─── Exercise materials

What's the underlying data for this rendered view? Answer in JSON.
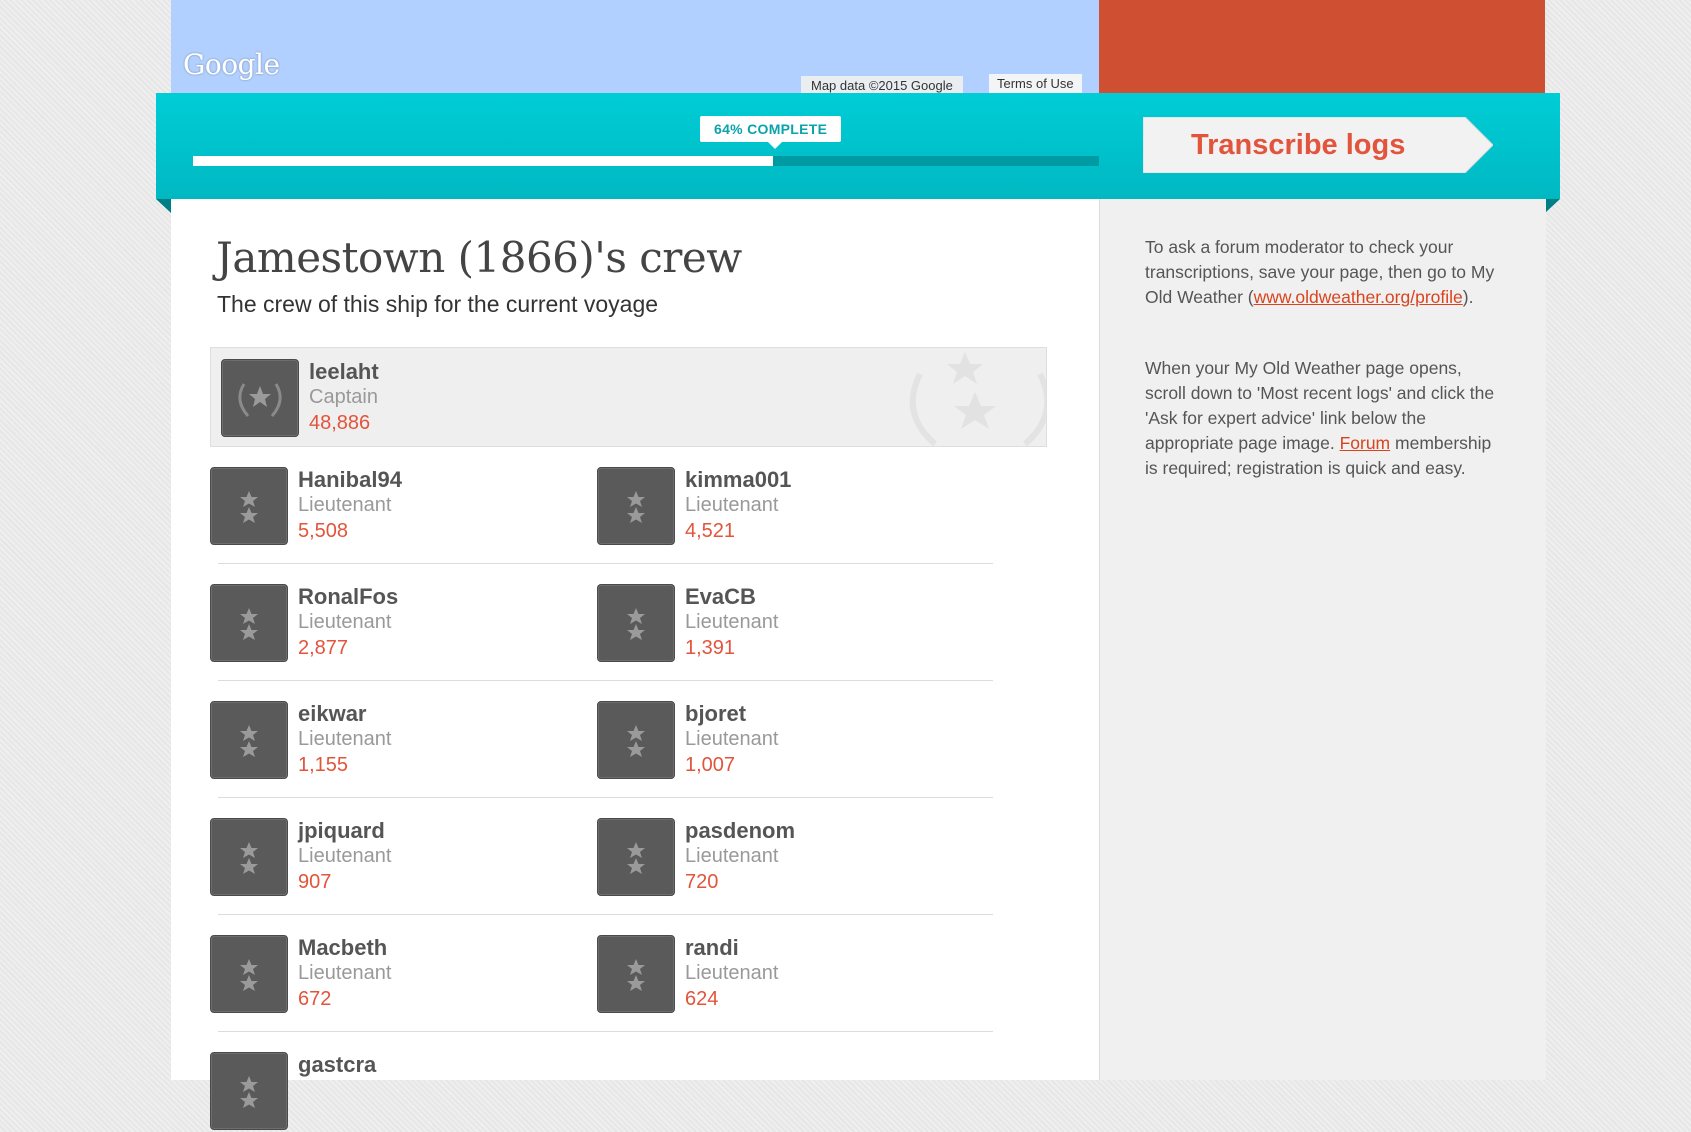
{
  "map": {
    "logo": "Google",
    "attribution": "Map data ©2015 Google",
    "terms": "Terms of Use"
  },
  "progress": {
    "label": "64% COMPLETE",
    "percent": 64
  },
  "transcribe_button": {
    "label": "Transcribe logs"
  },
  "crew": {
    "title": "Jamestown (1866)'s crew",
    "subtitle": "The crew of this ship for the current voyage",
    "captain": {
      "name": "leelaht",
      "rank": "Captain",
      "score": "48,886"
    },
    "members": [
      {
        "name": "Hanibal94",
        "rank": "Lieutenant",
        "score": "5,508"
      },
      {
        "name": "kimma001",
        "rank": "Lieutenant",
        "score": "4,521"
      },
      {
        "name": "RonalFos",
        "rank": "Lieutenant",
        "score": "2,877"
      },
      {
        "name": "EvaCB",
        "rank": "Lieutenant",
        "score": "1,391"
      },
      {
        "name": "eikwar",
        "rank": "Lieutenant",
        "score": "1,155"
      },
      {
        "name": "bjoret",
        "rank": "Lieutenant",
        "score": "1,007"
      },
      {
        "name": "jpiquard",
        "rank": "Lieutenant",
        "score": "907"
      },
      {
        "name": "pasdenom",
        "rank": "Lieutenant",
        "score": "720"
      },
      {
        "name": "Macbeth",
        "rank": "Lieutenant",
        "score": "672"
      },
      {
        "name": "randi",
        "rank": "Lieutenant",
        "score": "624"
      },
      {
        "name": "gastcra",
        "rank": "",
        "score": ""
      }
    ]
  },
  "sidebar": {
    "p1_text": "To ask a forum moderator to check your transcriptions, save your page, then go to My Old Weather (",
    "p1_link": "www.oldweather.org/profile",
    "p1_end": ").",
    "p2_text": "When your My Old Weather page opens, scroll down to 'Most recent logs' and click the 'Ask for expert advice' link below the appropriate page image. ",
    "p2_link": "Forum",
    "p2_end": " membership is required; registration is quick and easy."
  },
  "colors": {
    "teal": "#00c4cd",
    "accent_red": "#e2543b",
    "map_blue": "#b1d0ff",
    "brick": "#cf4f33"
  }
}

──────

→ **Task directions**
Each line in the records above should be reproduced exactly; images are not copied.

→ **Task response**
What's the underlying data for this rendered view? Answer in JSON.
{
  "map": {
    "logo": "Google",
    "attribution": "Map data ©2015 Google",
    "terms": "Terms of Use"
  },
  "progress": {
    "label": "64% COMPLETE",
    "percent": 64
  },
  "transcribe_button": {
    "label": "Transcribe logs"
  },
  "crew": {
    "title": "Jamestown (1866)'s crew",
    "subtitle": "The crew of this ship for the current voyage",
    "captain": {
      "name": "leelaht",
      "rank": "Captain",
      "score": "48,886"
    },
    "members": [
      {
        "name": "Hanibal94",
        "rank": "Lieutenant",
        "score": "5,508"
      },
      {
        "name": "kimma001",
        "rank": "Lieutenant",
        "score": "4,521"
      },
      {
        "name": "RonalFos",
        "rank": "Lieutenant",
        "score": "2,877"
      },
      {
        "name": "EvaCB",
        "rank": "Lieutenant",
        "score": "1,391"
      },
      {
        "name": "eikwar",
        "rank": "Lieutenant",
        "score": "1,155"
      },
      {
        "name": "bjoret",
        "rank": "Lieutenant",
        "score": "1,007"
      },
      {
        "name": "jpiquard",
        "rank": "Lieutenant",
        "score": "907"
      },
      {
        "name": "pasdenom",
        "rank": "Lieutenant",
        "score": "720"
      },
      {
        "name": "Macbeth",
        "rank": "Lieutenant",
        "score": "672"
      },
      {
        "name": "randi",
        "rank": "Lieutenant",
        "score": "624"
      },
      {
        "name": "gastcra",
        "rank": "",
        "score": ""
      }
    ]
  },
  "sidebar": {
    "p1_text": "To ask a forum moderator to check your transcriptions, save your page, then go to My Old Weather (",
    "p1_link": "www.oldweather.org/profile",
    "p1_end": ").",
    "p2_text": "When your My Old Weather page opens, scroll down to 'Most recent logs' and click the 'Ask for expert advice' link below the appropriate page image. ",
    "p2_link": "Forum",
    "p2_end": " membership is required; registration is quick and easy."
  },
  "colors": {
    "teal": "#00c4cd",
    "accent_red": "#e2543b",
    "map_blue": "#b1d0ff",
    "brick": "#cf4f33"
  }
}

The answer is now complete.